[Source data]
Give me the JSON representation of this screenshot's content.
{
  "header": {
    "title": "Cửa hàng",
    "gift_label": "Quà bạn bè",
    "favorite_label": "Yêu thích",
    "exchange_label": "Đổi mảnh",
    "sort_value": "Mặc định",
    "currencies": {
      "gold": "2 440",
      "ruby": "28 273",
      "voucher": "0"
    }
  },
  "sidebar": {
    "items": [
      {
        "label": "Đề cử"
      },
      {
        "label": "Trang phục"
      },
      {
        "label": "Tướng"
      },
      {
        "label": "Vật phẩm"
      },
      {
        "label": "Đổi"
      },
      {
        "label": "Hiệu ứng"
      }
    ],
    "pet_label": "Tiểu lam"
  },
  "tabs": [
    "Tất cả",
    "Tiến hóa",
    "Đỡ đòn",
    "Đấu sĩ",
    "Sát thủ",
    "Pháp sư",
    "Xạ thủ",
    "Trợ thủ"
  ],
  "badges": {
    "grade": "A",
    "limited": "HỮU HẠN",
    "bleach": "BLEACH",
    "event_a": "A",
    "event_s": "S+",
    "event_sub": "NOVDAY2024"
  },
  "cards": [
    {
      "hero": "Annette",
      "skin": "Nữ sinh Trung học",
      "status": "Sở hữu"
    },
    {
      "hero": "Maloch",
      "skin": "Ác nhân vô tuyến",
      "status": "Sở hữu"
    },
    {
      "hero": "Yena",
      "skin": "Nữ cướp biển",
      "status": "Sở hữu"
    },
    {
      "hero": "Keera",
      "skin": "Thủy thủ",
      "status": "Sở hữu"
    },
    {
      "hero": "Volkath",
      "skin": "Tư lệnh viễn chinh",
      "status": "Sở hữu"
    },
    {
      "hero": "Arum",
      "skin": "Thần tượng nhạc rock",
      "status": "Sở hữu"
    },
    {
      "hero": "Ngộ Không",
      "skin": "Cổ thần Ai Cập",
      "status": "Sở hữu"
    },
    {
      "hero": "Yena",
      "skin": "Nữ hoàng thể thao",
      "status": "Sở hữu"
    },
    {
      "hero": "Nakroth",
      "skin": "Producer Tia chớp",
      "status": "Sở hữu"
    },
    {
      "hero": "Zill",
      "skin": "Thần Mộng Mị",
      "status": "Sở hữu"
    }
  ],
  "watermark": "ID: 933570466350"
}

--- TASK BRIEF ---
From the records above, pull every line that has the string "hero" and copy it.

--- ANSWER SECTION ---
      "hero": "Annette",
      "hero": "Maloch",
      "hero": "Yena",
      "hero": "Keera",
      "hero": "Volkath",
      "hero": "Arum",
      "hero": "Ngộ Không",
      "hero": "Yena",
      "hero": "Nakroth",
      "hero": "Zill",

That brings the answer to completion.